*** Opening Available records ***
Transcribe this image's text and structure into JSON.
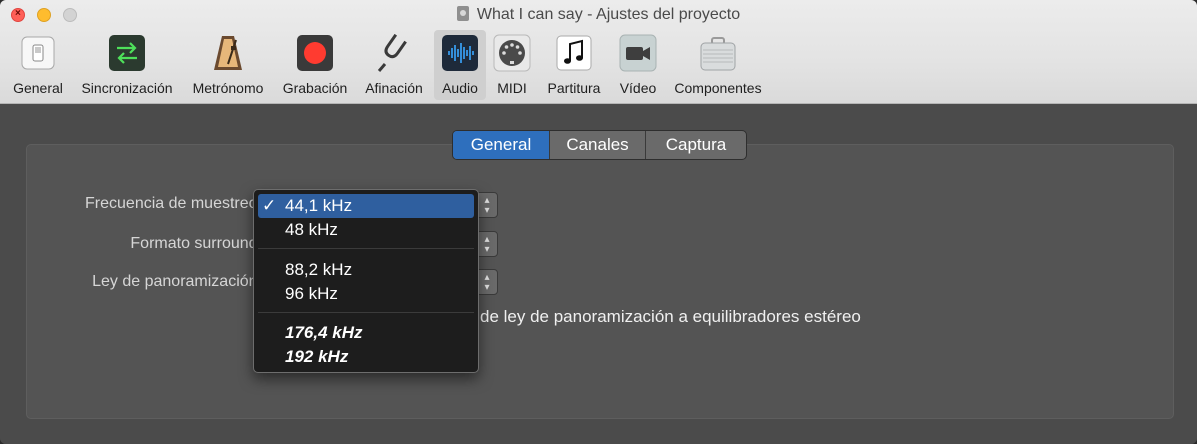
{
  "window": {
    "title": "What I can say - Ajustes del proyecto"
  },
  "toolbar": {
    "items": [
      {
        "label": "General",
        "icon": "switch-icon"
      },
      {
        "label": "Sincronización",
        "icon": "sync-arrows-icon"
      },
      {
        "label": "Metrónomo",
        "icon": "metronome-icon"
      },
      {
        "label": "Grabación",
        "icon": "record-icon"
      },
      {
        "label": "Afinación",
        "icon": "tuning-fork-icon"
      },
      {
        "label": "Audio",
        "icon": "audio-waveform-icon",
        "active": true
      },
      {
        "label": "MIDI",
        "icon": "midi-connector-icon"
      },
      {
        "label": "Partitura",
        "icon": "music-note-icon"
      },
      {
        "label": "Vídeo",
        "icon": "video-camera-icon"
      },
      {
        "label": "Componentes",
        "icon": "briefcase-icon"
      }
    ]
  },
  "tabs": [
    {
      "label": "General",
      "active": true
    },
    {
      "label": "Canales",
      "active": false
    },
    {
      "label": "Captura",
      "active": false
    }
  ],
  "form": {
    "sample_rate_label": "Frecuencia de muestreo:",
    "surround_label": "Formato surround:",
    "pan_law_label": "Ley de panoramización:",
    "apply_pan_law_text": "de ley de panoramización a equilibradores estéreo"
  },
  "sample_rate_menu": {
    "check": "✓",
    "groups": [
      [
        "44,1 kHz",
        "48 kHz"
      ],
      [
        "88,2 kHz",
        "96 kHz"
      ],
      [
        "176,4 kHz",
        "192 kHz"
      ]
    ],
    "selected": "44,1 kHz"
  },
  "colors": {
    "accent": "#2e6fbd",
    "menu_highlight": "#2f5f9f",
    "record_red": "#ff3b30"
  }
}
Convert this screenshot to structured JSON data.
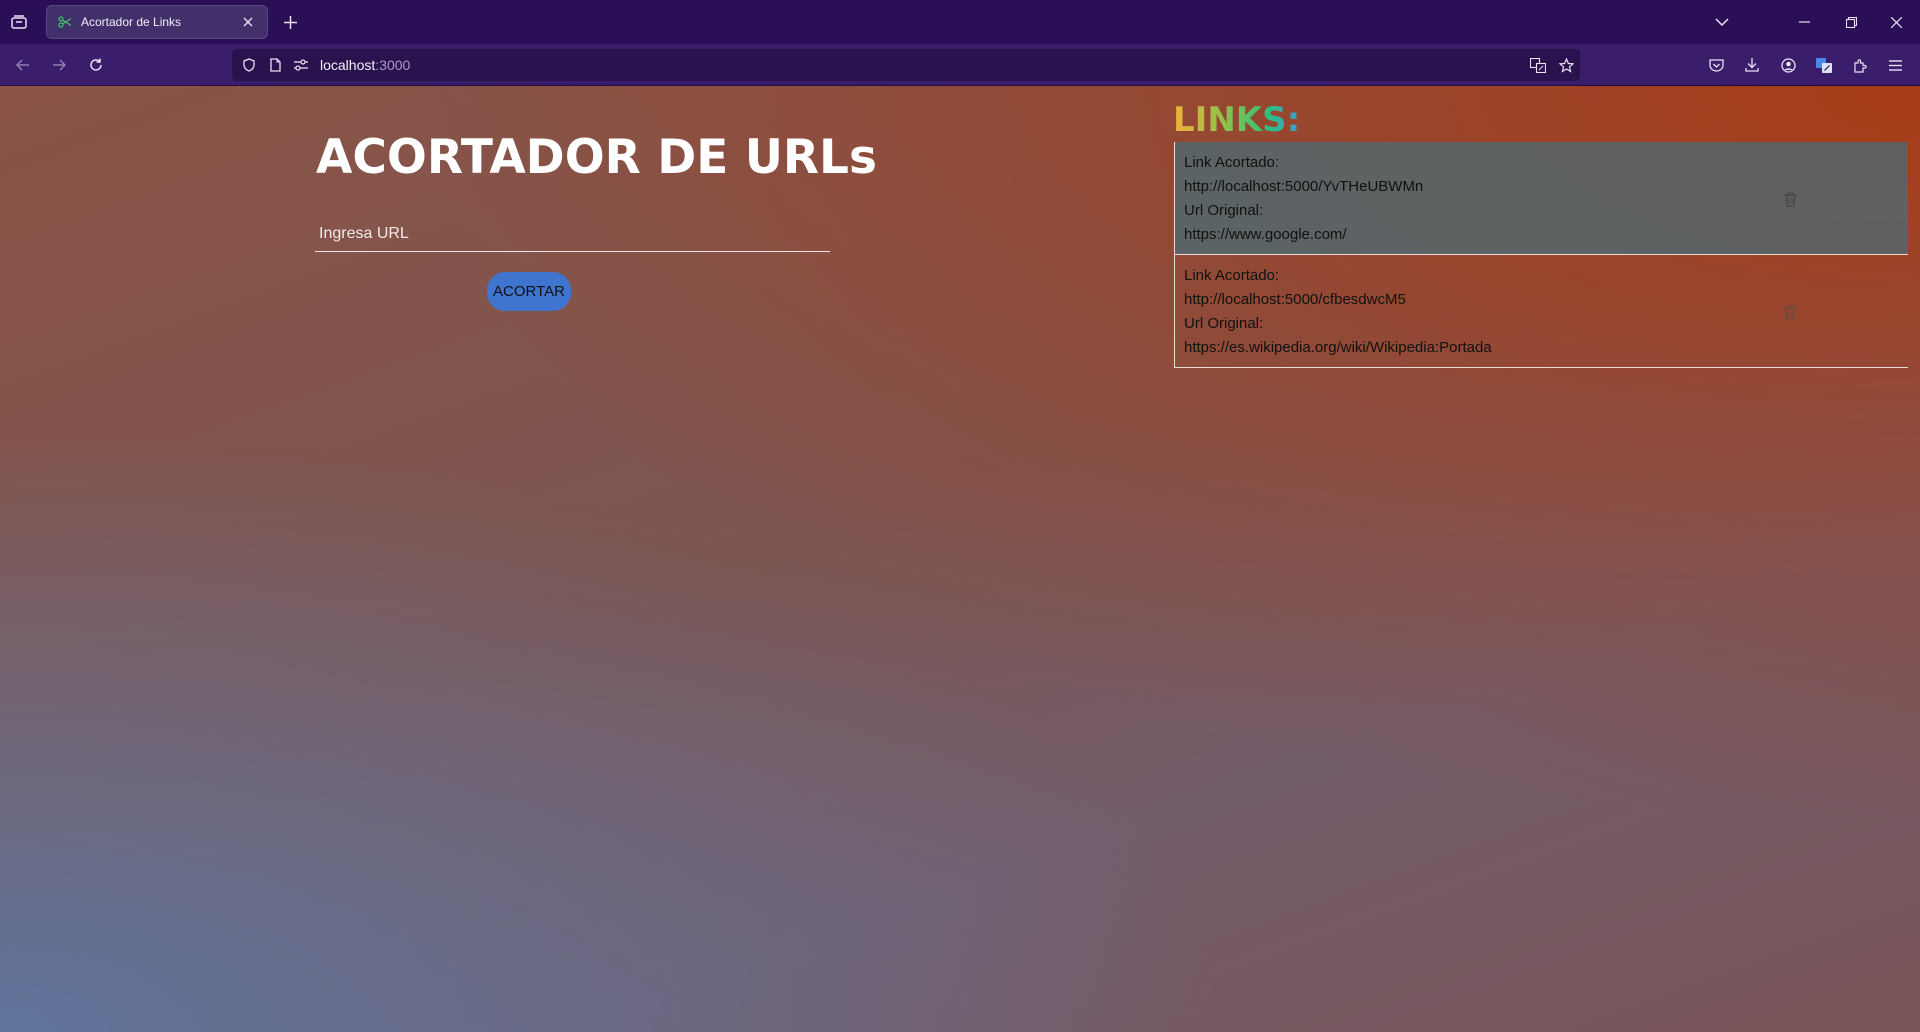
{
  "browser": {
    "tab_title": "Acortador de Links",
    "url_host": "localhost",
    "url_port": ":3000"
  },
  "page": {
    "title": "ACORTADOR DE URLs",
    "input_placeholder": "Ingresa URL",
    "button_label": "ACORTAR",
    "links_heading": "LINKS:"
  },
  "links": [
    {
      "short_label": "Link Acortado:",
      "short_url": "http://localhost:5000/YvTHeUBWMn",
      "original_label": "Url Original:",
      "original_url": "https://www.google.com/"
    },
    {
      "short_label": "Link Acortado:",
      "short_url": "http://localhost:5000/cfbesdwcM5",
      "original_label": "Url Original:",
      "original_url": "https://es.wikipedia.org/wiki/Wikipedia:Portada"
    }
  ],
  "colors": {
    "button": "#3f74cf",
    "active_card": "#466e78",
    "chrome_bg": "#2a0f57"
  }
}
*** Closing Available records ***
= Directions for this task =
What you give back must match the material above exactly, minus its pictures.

= Your response =
Transcribe this image's text and structure into JSON.
{
  "window": {
    "title": "What I can say - Ajustes del proyecto"
  },
  "toolbar": {
    "items": [
      {
        "label": "General",
        "icon": "switch-icon"
      },
      {
        "label": "Sincronización",
        "icon": "sync-arrows-icon"
      },
      {
        "label": "Metrónomo",
        "icon": "metronome-icon"
      },
      {
        "label": "Grabación",
        "icon": "record-icon"
      },
      {
        "label": "Afinación",
        "icon": "tuning-fork-icon"
      },
      {
        "label": "Audio",
        "icon": "audio-waveform-icon",
        "active": true
      },
      {
        "label": "MIDI",
        "icon": "midi-connector-icon"
      },
      {
        "label": "Partitura",
        "icon": "music-note-icon"
      },
      {
        "label": "Vídeo",
        "icon": "video-camera-icon"
      },
      {
        "label": "Componentes",
        "icon": "briefcase-icon"
      }
    ]
  },
  "tabs": [
    {
      "label": "General",
      "active": true
    },
    {
      "label": "Canales",
      "active": false
    },
    {
      "label": "Captura",
      "active": false
    }
  ],
  "form": {
    "sample_rate_label": "Frecuencia de muestreo:",
    "surround_label": "Formato surround:",
    "pan_law_label": "Ley de panoramización:",
    "apply_pan_law_text": "de ley de panoramización a equilibradores estéreo"
  },
  "sample_rate_menu": {
    "check": "✓",
    "groups": [
      [
        "44,1 kHz",
        "48 kHz"
      ],
      [
        "88,2 kHz",
        "96 kHz"
      ],
      [
        "176,4 kHz",
        "192 kHz"
      ]
    ],
    "selected": "44,1 kHz"
  },
  "colors": {
    "accent": "#2e6fbd",
    "menu_highlight": "#2f5f9f",
    "record_red": "#ff3b30"
  }
}
Convert this screenshot to structured JSON data.
{
  "browser": {
    "tab_title": "Acortador de Links",
    "url_host": "localhost",
    "url_port": ":3000"
  },
  "page": {
    "title": "ACORTADOR DE URLs",
    "input_placeholder": "Ingresa URL",
    "button_label": "ACORTAR",
    "links_heading": "LINKS:"
  },
  "links": [
    {
      "short_label": "Link Acortado:",
      "short_url": "http://localhost:5000/YvTHeUBWMn",
      "original_label": "Url Original:",
      "original_url": "https://www.google.com/"
    },
    {
      "short_label": "Link Acortado:",
      "short_url": "http://localhost:5000/cfbesdwcM5",
      "original_label": "Url Original:",
      "original_url": "https://es.wikipedia.org/wiki/Wikipedia:Portada"
    }
  ],
  "colors": {
    "button": "#3f74cf",
    "active_card": "#466e78",
    "chrome_bg": "#2a0f57"
  }
}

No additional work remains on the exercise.